Open Access: An Introduction

by Keith G Jeffery

Open Access (OA) means that electronic scholarly articles are available freely at the point of use. The subject has been discussed for over 10 years, but has reached a crescendo of discussion over the last few years with various declarations in favour of OA from groups of researchers or their representatives. The UK House of Commons Science and Technology Committee considered the issue in 2004, reporting in the summer in favour of OA. This indicates the importance of the issue, and led to statements from large research funding bodies such as the Welcome Trust and the Research Councils UK.

Ethics: There is an ethical argument that research funded by the public should be available to the public. Since research is an international activity, this crosses national boundaries.

Research Impact: The Internet provides an opportunity. Modern harvesting techniques and search engines make it possible to discover publications of relevance if they are deposited in an OA repository with a particular metadata standard. If all authors did this then the world of research would be available 'at the fingertips'. There is evidence that articles available in an OA repository have more accesses (readers), citations and therefore impact.
Costs: There is concern over the hindrance to research caused by the cost of journal subscriptions, whether electronic or paper. These costs run well above the rate of inflation with the result that libraries with restricted budgets (ie all of them!) are no longer providing many journals needed by researchers.

Just reward: There is also concern that in traditional scholarly publishing, most of the work (authoring, reviewing, editing) is done freely by the community and that the publishers make excessive profits from the actual publishing (making available) process. In conventional publishing, the institution subscribes to the publication channel to obtain electronic access or paper copies.

Types of Open Access
At this stage it is important to distinguish several dimensions of the issue: OA can be delivered in two ways:

The 'green' route makes publications available freely in parallel with any publication system but is not, itself, publishing. The 'gold' route is one example of electronic publishing. At present it is much more common to have non-OA electronic access to publications in a publisher's database for a subscription fee.

The second dimension to be distinguished is the timing and quality aspect: preprints are pre-peer-review articles, postprints are post-peer-review and post-publication articles while eprints can be either but in electronic form.

A third dimension is white/grey literature. White literature is peer-reviewed, published articles while grey is preprints or internal 'know-how' material. Of course there are usually many interesting relationships between grey and white articles (see Table).

Dimensions of Open Access publishing.
Dimensions of Open Access publishing.

Barriers to Open Access
Loss of publisher income: The major objection to 'green' self-archiving comes from publishers and learned societies (many of which depend on subscriptions to their publications) who fear that 'green' OA threatens their business viability. To date there is no evidence that 'green' archiving harms the business model of publishing.
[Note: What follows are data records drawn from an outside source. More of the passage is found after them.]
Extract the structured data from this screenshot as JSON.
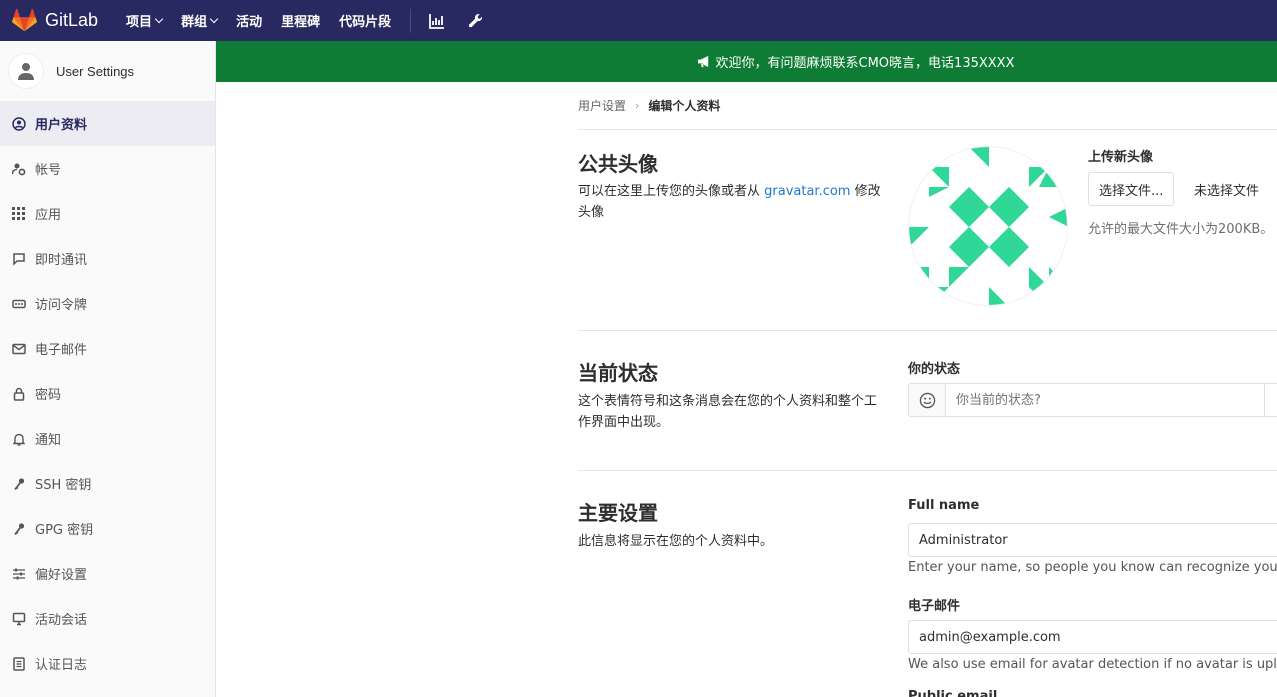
{
  "app": {
    "name": "GitLab"
  },
  "nav": {
    "items": [
      {
        "label": "项目",
        "dropdown": true
      },
      {
        "label": "群组",
        "dropdown": true
      },
      {
        "label": "活动",
        "dropdown": false
      },
      {
        "label": "里程碑",
        "dropdown": false
      },
      {
        "label": "代码片段",
        "dropdown": false
      }
    ],
    "icons": [
      "chart-icon",
      "wrench-icon"
    ]
  },
  "sidebar": {
    "title": "User Settings",
    "items": [
      {
        "label": "用户资料",
        "icon": "user-circle-icon",
        "active": true
      },
      {
        "label": "帐号",
        "icon": "user-gear-icon",
        "active": false
      },
      {
        "label": "应用",
        "icon": "grid-icon",
        "active": false
      },
      {
        "label": "即时通讯",
        "icon": "chat-icon",
        "active": false
      },
      {
        "label": "访问令牌",
        "icon": "token-icon",
        "active": false
      },
      {
        "label": "电子邮件",
        "icon": "mail-icon",
        "active": false
      },
      {
        "label": "密码",
        "icon": "lock-icon",
        "active": false
      },
      {
        "label": "通知",
        "icon": "bell-icon",
        "active": false
      },
      {
        "label": "SSH 密钥",
        "icon": "key-icon",
        "active": false
      },
      {
        "label": "GPG 密钥",
        "icon": "key-icon",
        "active": false
      },
      {
        "label": "偏好设置",
        "icon": "sliders-icon",
        "active": false
      },
      {
        "label": "活动会话",
        "icon": "monitor-icon",
        "active": false
      },
      {
        "label": "认证日志",
        "icon": "log-icon",
        "active": false
      }
    ]
  },
  "broadcast": {
    "message": "欢迎你，有问题麻烦联系CMO晓言，电话135XXXX",
    "icon": "megaphone-icon"
  },
  "breadcrumb": {
    "parent": "用户设置",
    "current": "编辑个人资料"
  },
  "avatar_section": {
    "title": "公共头像",
    "desc_prefix": "可以在这里上传您的头像或者从 ",
    "desc_link": "gravatar.com",
    "desc_suffix": " 修改头像",
    "upload_label": "上传新头像",
    "choose_button": "选择文件...",
    "no_file_text": "未选择文件",
    "max_size_help": "允许的最大文件大小为200KB。"
  },
  "status_section": {
    "title": "当前状态",
    "desc": "这个表情符号和这条消息会在您的个人资料和整个工作界面中出现。",
    "label": "你的状态",
    "placeholder": "你当前的状态?",
    "emoji_icon": "smiley-icon"
  },
  "main_section": {
    "title": "主要设置",
    "desc": "此信息将显示在您的个人资料中。",
    "fullname_label": "Full name",
    "fullname_value": "Administrator",
    "fullname_help": "Enter your name, so people you know can recognize you.",
    "email_label": "电子邮件",
    "email_value": "admin@example.com",
    "email_help": "We also use email for avatar detection if no avatar is upload",
    "public_email_label": "Public email"
  },
  "colors": {
    "navbar": "#292961",
    "broadcast": "#0e7c35",
    "identicon": "#2fd896",
    "link": "#1f78d1"
  }
}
There is evidence that 'green' archiving increases utilisation, citation and impact of a publication. Whilst the major commercial publishers provide additional value-added services that could offset the impact of OA on current business models, the impact on learned societies may require new business models to be developed.
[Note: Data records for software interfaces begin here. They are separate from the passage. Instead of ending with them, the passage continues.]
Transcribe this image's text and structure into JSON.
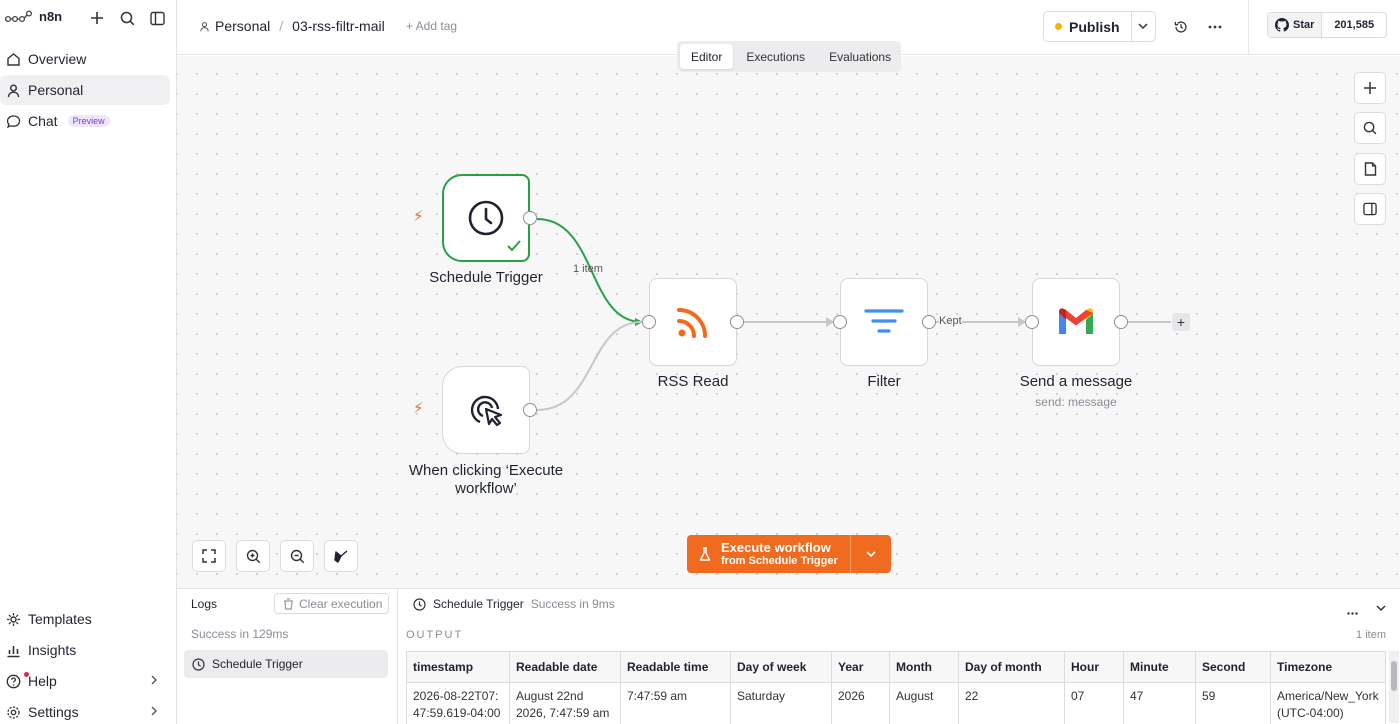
{
  "app": {
    "name": "n8n"
  },
  "sidebar": {
    "items": [
      {
        "label": "Overview"
      },
      {
        "label": "Personal"
      },
      {
        "label": "Chat",
        "badge": "Preview"
      }
    ],
    "bottom_items": [
      {
        "label": "Templates"
      },
      {
        "label": "Insights"
      },
      {
        "label": "Help"
      },
      {
        "label": "Settings"
      }
    ]
  },
  "header": {
    "breadcrumb_project": "Personal",
    "breadcrumb_sep": "/",
    "workflow_name": "03-rss-filtr-mail",
    "add_tag": "+ Add tag",
    "publish_label": "Publish",
    "github_star": "Star",
    "github_count": "201,585"
  },
  "tabs": [
    {
      "label": "Editor",
      "active": true
    },
    {
      "label": "Executions"
    },
    {
      "label": "Evaluations"
    }
  ],
  "nodes": {
    "schedule": {
      "label": "Schedule Trigger"
    },
    "manual": {
      "label": "When clicking ‘Execute workflow’"
    },
    "rss": {
      "label": "RSS Read"
    },
    "filter": {
      "label": "Filter"
    },
    "gmail": {
      "label": "Send a message",
      "sub": "send: message"
    }
  },
  "edges": {
    "schedule_rss": "1 item",
    "filter_gmail": "Kept"
  },
  "execute": {
    "title": "Execute workflow",
    "subtitle": "from Schedule Trigger"
  },
  "colors": {
    "accent": "#f06b1f",
    "success": "#25a244",
    "rss": "#f26b1d",
    "filter": "#3d8ff0"
  },
  "logs": {
    "title": "Logs",
    "clear": "Clear execution",
    "status": "Success in 129ms",
    "entry": "Schedule Trigger",
    "detail_node": "Schedule Trigger",
    "detail_status": "Success in 9ms",
    "output_label": "OUTPUT",
    "item_count": "1 item",
    "columns": [
      "timestamp",
      "Readable date",
      "Readable time",
      "Day of week",
      "Year",
      "Month",
      "Day of month",
      "Hour",
      "Minute",
      "Second",
      "Timezone"
    ],
    "row": [
      "2026-08-22T07:47:59.619-04:00",
      "August 22nd 2026, 7:47:59 am",
      "7:47:59 am",
      "Saturday",
      "2026",
      "August",
      "22",
      "07",
      "47",
      "59",
      "America/New_York (UTC-04:00)"
    ]
  }
}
Copyright: Copyright agreements between authors and publishers may inhibit the 'green' route. However, to date, between 80 and 90% of publication channels (the variability depends on exactly what is counted) allow 'green' author deposit although some insist on an embargo period before the publication is available for OA. In contrast some publishers of journals - of which 'Nature' is the most well-known - do not demand copyright from the author but merely a licence to publish, leaving copyright with the author or their institution.

Green Open Access Repositories
There are two kinds of 'green' OA repository:
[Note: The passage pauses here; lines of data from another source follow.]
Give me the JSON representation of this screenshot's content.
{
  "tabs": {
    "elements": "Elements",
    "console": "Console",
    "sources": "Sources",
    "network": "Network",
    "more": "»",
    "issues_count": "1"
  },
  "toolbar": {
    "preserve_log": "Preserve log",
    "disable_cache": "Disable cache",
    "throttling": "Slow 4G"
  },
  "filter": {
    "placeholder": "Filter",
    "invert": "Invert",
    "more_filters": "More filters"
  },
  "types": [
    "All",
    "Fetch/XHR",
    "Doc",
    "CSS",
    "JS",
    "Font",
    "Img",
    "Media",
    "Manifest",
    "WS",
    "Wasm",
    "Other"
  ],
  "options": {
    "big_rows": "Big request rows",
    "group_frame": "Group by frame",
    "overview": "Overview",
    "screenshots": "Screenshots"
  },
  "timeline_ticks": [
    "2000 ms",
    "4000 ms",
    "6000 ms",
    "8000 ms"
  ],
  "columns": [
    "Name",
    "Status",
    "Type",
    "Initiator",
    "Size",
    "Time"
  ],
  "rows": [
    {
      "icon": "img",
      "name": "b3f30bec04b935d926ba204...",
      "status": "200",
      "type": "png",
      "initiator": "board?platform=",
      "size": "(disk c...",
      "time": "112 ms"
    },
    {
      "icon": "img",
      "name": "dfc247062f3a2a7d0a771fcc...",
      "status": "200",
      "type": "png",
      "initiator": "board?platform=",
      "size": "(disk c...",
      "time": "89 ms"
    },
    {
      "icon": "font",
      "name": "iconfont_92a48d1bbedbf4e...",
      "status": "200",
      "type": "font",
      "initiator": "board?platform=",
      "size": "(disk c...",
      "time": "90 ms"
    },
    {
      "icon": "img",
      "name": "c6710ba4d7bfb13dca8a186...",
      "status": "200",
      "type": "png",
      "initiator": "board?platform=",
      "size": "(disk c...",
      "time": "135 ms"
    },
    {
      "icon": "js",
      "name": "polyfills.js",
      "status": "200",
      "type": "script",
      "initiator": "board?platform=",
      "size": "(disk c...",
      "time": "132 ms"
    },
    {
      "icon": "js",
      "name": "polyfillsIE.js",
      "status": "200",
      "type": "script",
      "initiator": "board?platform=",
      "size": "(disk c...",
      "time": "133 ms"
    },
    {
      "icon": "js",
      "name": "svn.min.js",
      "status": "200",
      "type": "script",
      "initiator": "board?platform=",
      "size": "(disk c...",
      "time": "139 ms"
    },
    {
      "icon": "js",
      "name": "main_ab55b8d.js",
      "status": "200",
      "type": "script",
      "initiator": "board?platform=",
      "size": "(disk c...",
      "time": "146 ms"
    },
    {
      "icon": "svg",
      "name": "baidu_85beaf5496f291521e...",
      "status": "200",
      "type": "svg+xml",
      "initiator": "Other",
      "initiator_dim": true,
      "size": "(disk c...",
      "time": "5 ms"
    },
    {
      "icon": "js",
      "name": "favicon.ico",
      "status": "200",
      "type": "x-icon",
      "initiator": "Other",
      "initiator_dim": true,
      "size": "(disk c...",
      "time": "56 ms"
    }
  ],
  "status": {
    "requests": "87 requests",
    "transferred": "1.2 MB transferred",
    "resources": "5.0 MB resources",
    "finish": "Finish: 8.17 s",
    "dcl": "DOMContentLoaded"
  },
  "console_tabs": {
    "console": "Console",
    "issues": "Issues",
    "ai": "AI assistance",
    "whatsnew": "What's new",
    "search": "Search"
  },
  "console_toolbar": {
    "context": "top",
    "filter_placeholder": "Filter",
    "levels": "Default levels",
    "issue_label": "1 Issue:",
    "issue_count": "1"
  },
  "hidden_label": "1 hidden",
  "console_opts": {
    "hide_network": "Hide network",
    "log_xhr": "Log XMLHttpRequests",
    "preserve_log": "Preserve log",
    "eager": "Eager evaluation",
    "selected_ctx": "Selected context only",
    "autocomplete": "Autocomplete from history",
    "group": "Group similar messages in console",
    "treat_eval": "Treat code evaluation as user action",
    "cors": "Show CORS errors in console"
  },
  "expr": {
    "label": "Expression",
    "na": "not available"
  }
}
Advantages of Open Access
The major advantage of OA is research impact - the available e-article is likely to have more accesses, citations and impact. However, there are additional advantages:

A Word of Warning
Digitally-created articles rely heavily on both the metadata record and the articles themselves being deposited. International metadata standards and protocols must be applied to repositories so that harvesting across repositories can take place. To ensure that research output material is available for future generations, curation and preservation issues must be addressed.

Speculation: Future
Looking to the future speculatively, it is possible to imagine 'green' OA repositories becoming commonplace and used heavily. At that point, some argue, one could change the business model so that an author deposits in an open access 'green' repository but instead of submitting in parallel to a journal or conference peer-review process, the peer-review is done either by:

The former peer-review mechanism would maintain learned societies in business, would still cost the institution of the author or the author but would probably be less expensive than publisher subscriptions or 'gold' (author or author institution pays) open access. The latter is much more adventurous and in the spirit of the internet; in a charming way it somehow recaptures the scholarly process of two centuries ago (initial draft, open discussion, revision and publication) in a modern world context. It is this possible future that is feared by commercial publishers.

The author has benefited from discussions over many years with key people in OA. This short article has benefited from discussions with Heather Weaver of CCLRC.

Please contact:
Keith G. Jeffery, Director IT, CCLRC and ERCIM president


Background Documents on OA


Policies, Registries and Directories

JISC surveys of international author Open Access

Copyright status of publishers

OA citation impact

Effect of OA on Journal Subscriptions

Repositories / Systems